[Work to complete] Give the entries again, precisely as they were written.

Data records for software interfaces
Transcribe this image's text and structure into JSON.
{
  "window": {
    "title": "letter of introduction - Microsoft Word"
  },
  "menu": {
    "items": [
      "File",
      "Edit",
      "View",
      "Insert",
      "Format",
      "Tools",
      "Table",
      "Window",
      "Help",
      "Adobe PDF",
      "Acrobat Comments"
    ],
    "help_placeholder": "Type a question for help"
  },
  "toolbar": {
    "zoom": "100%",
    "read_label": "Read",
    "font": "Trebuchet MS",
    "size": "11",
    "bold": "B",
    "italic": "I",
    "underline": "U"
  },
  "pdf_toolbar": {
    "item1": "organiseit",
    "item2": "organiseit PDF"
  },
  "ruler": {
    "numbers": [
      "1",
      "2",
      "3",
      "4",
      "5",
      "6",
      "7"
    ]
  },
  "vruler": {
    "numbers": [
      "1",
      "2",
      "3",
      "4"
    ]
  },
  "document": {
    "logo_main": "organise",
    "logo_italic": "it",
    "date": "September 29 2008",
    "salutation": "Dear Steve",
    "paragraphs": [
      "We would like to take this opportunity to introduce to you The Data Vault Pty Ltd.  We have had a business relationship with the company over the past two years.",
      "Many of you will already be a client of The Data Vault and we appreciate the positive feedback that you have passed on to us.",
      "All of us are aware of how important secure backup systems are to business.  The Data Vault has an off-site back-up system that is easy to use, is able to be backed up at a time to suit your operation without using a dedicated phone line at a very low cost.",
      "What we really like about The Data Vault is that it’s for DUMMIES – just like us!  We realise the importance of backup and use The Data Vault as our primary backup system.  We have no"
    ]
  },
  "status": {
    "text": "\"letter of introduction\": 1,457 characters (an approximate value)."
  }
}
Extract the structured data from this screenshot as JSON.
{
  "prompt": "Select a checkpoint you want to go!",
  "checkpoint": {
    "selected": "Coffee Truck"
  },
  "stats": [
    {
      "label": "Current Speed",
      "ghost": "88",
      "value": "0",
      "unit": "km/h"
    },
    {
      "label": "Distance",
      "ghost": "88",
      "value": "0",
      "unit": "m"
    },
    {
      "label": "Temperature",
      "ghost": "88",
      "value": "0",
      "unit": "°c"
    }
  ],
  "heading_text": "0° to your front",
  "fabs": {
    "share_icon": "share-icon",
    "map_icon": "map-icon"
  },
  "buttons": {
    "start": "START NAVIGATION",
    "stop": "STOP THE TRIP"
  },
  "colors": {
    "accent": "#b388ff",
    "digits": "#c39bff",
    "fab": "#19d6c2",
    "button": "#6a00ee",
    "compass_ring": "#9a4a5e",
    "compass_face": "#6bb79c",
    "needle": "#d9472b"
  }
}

[Exercise answer]
Transcribe this image's text and structure into JSON.
{
  "window": {
    "title": "letter of introduction - Microsoft Word"
  },
  "menu": {
    "items": [
      "File",
      "Edit",
      "View",
      "Insert",
      "Format",
      "Tools",
      "Table",
      "Window",
      "Help",
      "Adobe PDF",
      "Acrobat Comments"
    ],
    "help_placeholder": "Type a question for help"
  },
  "toolbar": {
    "zoom": "100%",
    "read_label": "Read",
    "font": "Trebuchet MS",
    "size": "11",
    "bold": "B",
    "italic": "I",
    "underline": "U"
  },
  "pdf_toolbar": {
    "item1": "organiseit",
    "item2": "organiseit PDF"
  },
  "ruler": {
    "numbers": [
      "1",
      "2",
      "3",
      "4",
      "5",
      "6",
      "7"
    ]
  },
  "vruler": {
    "numbers": [
      "1",
      "2",
      "3",
      "4"
    ]
  },
  "document": {
    "logo_main": "organise",
    "logo_italic": "it",
    "date": "September 29 2008",
    "salutation": "Dear Steve",
    "paragraphs": [
      "We would like to take this opportunity to introduce to you The Data Vault Pty Ltd.  We have had a business relationship with the company over the past two years.",
      "Many of you will already be a client of The Data Vault and we appreciate the positive feedback that you have passed on to us.",
      "All of us are aware of how important secure backup systems are to business.  The Data Vault has an off-site back-up system that is easy to use, is able to be backed up at a time to suit your operation without using a dedicated phone line at a very low cost.",
      "What we really like about The Data Vault is that it’s for DUMMIES – just like us!  We realise the importance of backup and use The Data Vault as our primary backup system.  We have no"
    ]
  },
  "status": {
    "text": "\"letter of introduction\": 1,457 characters (an approximate value)."
  }
}
Extract the structured data from this screenshot as JSON.
{
  "prompt": "Select a checkpoint you want to go!",
  "checkpoint": {
    "selected": "Coffee Truck"
  },
  "stats": [
    {
      "label": "Current Speed",
      "ghost": "88",
      "value": "0",
      "unit": "km/h"
    },
    {
      "label": "Distance",
      "ghost": "88",
      "value": "0",
      "unit": "m"
    },
    {
      "label": "Temperature",
      "ghost": "88",
      "value": "0",
      "unit": "°c"
    }
  ],
  "heading_text": "0° to your front",
  "fabs": {
    "share_icon": "share-icon",
    "map_icon": "map-icon"
  },
  "buttons": {
    "start": "START NAVIGATION",
    "stop": "STOP THE TRIP"
  },
  "colors": {
    "accent": "#b388ff",
    "digits": "#c39bff",
    "fab": "#19d6c2",
    "button": "#6a00ee",
    "compass_ring": "#9a4a5e",
    "compass_face": "#6bb79c",
    "needle": "#d9472b"
  }
}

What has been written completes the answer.